The addition of the 1-pass rule is now an official part of the game, however, it applies only in doubles play. The resulting longer, volley-only rallies make this already fast-paced game almost as fun to watch as it is to play!
Serves are made from behind the baseline on the right hand side of the court (similar to volleyball) with no limitations as to which side of the court the serve is hit to. The non-serving partner plays the left (“backhand”) side of the court; teammates switch positions when the serve returns to their side after winning a defensive side-out. The player serving continues until they lose a point, after which the opposing team takes over the serve (in Sandy Pickle the serve alternates sides at the end of each players serving opportunity, unlike pickleball in which both teammates serve before a side-out).
Also unlike pickleball, players may serve overhead, underhand, backhand, sidearm or otherwise so long as they serve from behind the baseline and the ball makes it over the net, beyond the no-spike zone, and within the boundaries. A serve is “out” if it lands within the no-spike zone or outside court boundaries. If the ball hits the net but lands within the boundaries, it is considered “in” (similar to pickleball).
Like pickleball, games are played to 11 points and must be won by 2 (or more). A point is earned when the player or team serving wins the point. If the player or team RECEIVING the serve wins the point, they take over the serve.

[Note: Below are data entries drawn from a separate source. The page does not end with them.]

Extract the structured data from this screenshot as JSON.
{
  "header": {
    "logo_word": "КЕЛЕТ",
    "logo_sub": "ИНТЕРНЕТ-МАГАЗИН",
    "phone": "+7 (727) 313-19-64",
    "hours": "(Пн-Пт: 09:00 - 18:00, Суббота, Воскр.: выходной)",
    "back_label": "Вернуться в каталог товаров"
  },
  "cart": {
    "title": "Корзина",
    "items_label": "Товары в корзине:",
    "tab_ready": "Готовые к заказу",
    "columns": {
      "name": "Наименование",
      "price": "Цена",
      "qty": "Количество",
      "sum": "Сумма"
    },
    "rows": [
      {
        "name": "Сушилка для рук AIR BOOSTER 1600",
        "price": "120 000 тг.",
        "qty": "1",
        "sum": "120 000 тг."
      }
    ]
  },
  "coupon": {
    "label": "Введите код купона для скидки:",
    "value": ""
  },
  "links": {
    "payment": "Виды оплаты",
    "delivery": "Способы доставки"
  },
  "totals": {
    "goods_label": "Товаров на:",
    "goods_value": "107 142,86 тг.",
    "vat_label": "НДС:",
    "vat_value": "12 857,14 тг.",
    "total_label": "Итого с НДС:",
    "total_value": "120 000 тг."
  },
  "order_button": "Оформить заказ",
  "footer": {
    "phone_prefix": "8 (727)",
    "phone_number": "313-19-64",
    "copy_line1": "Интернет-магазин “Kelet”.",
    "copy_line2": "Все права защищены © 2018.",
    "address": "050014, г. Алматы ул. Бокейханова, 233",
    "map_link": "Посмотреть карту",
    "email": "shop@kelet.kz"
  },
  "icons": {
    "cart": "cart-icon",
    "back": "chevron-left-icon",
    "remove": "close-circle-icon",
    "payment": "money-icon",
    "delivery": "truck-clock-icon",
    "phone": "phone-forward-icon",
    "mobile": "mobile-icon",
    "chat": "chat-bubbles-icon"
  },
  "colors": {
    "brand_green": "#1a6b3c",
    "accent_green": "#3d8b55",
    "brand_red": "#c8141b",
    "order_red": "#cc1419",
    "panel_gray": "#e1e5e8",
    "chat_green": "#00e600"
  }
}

Scoring Note: When a team is winning 7-6, for example, the player serving would call out “7-6” rather than “7-6-1”. For experienced pickleball players, three-digit scoring calls are routine; for most of everyone else, the confusion warranted simplification in the official Sandy Pickle rules.